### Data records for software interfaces
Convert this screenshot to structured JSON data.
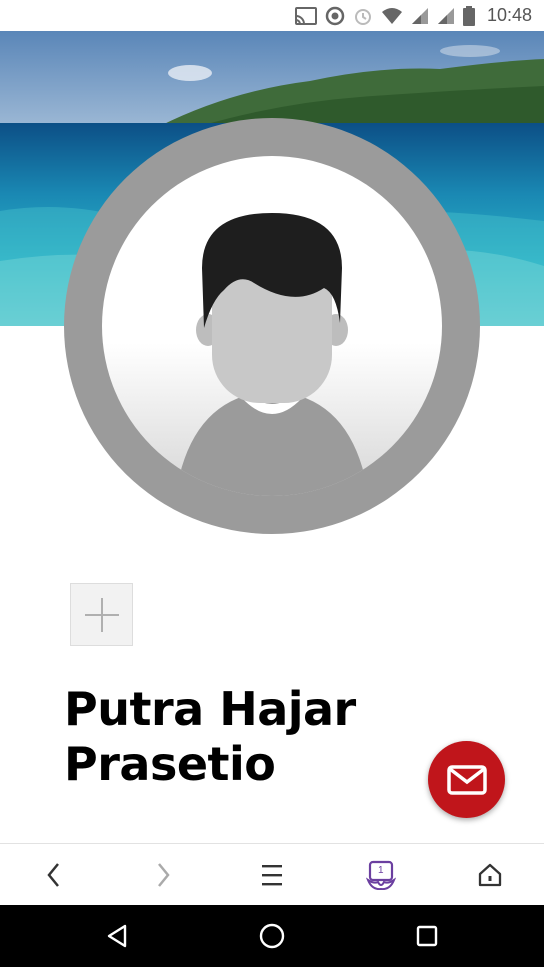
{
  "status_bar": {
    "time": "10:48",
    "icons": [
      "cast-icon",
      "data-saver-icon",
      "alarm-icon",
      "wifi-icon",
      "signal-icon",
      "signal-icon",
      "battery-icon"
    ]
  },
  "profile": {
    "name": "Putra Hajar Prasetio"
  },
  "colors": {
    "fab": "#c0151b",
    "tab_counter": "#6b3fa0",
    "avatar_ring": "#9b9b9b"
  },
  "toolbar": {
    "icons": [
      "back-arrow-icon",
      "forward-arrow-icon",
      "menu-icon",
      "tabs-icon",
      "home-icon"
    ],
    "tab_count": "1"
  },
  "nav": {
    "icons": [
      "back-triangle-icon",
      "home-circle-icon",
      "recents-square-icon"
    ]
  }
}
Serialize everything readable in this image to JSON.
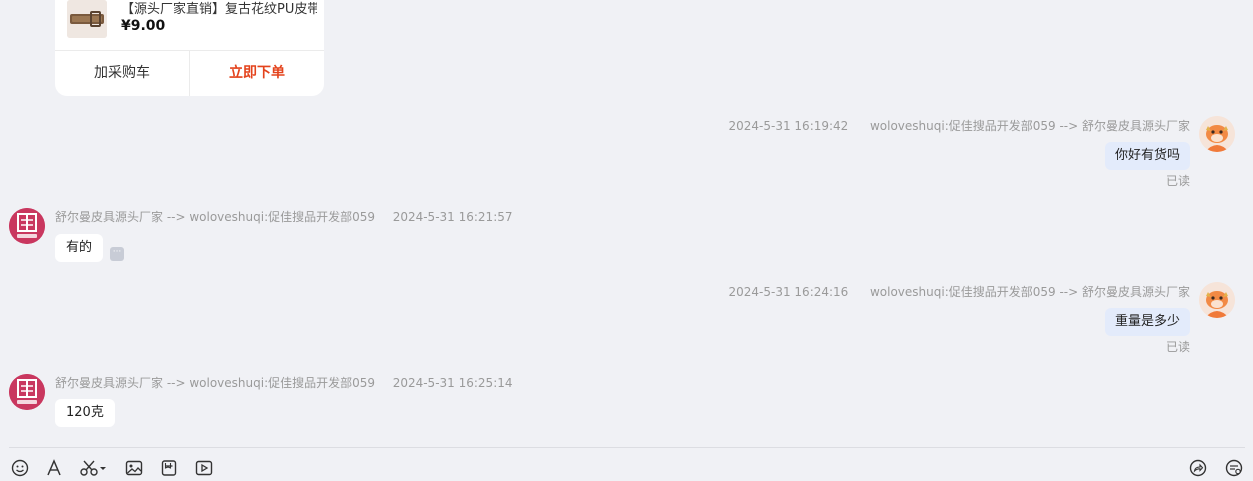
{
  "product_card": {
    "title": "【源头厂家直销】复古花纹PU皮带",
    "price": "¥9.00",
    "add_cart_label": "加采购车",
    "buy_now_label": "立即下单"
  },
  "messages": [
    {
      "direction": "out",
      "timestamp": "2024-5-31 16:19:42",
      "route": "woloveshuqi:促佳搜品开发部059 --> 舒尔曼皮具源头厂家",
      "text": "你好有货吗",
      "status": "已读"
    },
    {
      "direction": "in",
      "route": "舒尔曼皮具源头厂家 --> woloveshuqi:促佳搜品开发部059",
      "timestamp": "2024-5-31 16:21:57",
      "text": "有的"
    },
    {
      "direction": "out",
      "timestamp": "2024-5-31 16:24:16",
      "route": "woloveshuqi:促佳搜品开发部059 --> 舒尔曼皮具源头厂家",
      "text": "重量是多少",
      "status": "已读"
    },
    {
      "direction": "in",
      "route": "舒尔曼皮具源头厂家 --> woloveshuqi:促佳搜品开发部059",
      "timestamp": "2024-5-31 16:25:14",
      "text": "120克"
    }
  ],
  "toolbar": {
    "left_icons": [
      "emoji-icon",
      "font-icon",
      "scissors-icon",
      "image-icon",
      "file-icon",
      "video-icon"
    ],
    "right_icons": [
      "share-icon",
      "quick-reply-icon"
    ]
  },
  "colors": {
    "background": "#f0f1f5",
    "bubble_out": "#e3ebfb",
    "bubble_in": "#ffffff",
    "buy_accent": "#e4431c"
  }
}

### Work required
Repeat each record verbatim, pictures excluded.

### Reply to the exercise
Convert this screenshot to structured JSON data.
{
  "status_bar": {
    "time": "10:48",
    "icons": [
      "cast-icon",
      "data-saver-icon",
      "alarm-icon",
      "wifi-icon",
      "signal-icon",
      "signal-icon",
      "battery-icon"
    ]
  },
  "profile": {
    "name": "Putra Hajar Prasetio"
  },
  "colors": {
    "fab": "#c0151b",
    "tab_counter": "#6b3fa0",
    "avatar_ring": "#9b9b9b"
  },
  "toolbar": {
    "icons": [
      "back-arrow-icon",
      "forward-arrow-icon",
      "menu-icon",
      "tabs-icon",
      "home-icon"
    ],
    "tab_count": "1"
  },
  "nav": {
    "icons": [
      "back-triangle-icon",
      "home-circle-icon",
      "recents-square-icon"
    ]
  }
}
Serialize everything readable in this image to JSON.
{
  "product_card": {
    "title": "【源头厂家直销】复古花纹PU皮带",
    "price": "¥9.00",
    "add_cart_label": "加采购车",
    "buy_now_label": "立即下单"
  },
  "messages": [
    {
      "direction": "out",
      "timestamp": "2024-5-31 16:19:42",
      "route": "woloveshuqi:促佳搜品开发部059 --> 舒尔曼皮具源头厂家",
      "text": "你好有货吗",
      "status": "已读"
    },
    {
      "direction": "in",
      "route": "舒尔曼皮具源头厂家 --> woloveshuqi:促佳搜品开发部059",
      "timestamp": "2024-5-31 16:21:57",
      "text": "有的"
    },
    {
      "direction": "out",
      "timestamp": "2024-5-31 16:24:16",
      "route": "woloveshuqi:促佳搜品开发部059 --> 舒尔曼皮具源头厂家",
      "text": "重量是多少",
      "status": "已读"
    },
    {
      "direction": "in",
      "route": "舒尔曼皮具源头厂家 --> woloveshuqi:促佳搜品开发部059",
      "timestamp": "2024-5-31 16:25:14",
      "text": "120克"
    }
  ],
  "toolbar": {
    "left_icons": [
      "emoji-icon",
      "font-icon",
      "scissors-icon",
      "image-icon",
      "file-icon",
      "video-icon"
    ],
    "right_icons": [
      "share-icon",
      "quick-reply-icon"
    ]
  },
  "colors": {
    "background": "#f0f1f5",
    "bubble_out": "#e3ebfb",
    "bubble_in": "#ffffff",
    "buy_accent": "#e4431c"
  }
}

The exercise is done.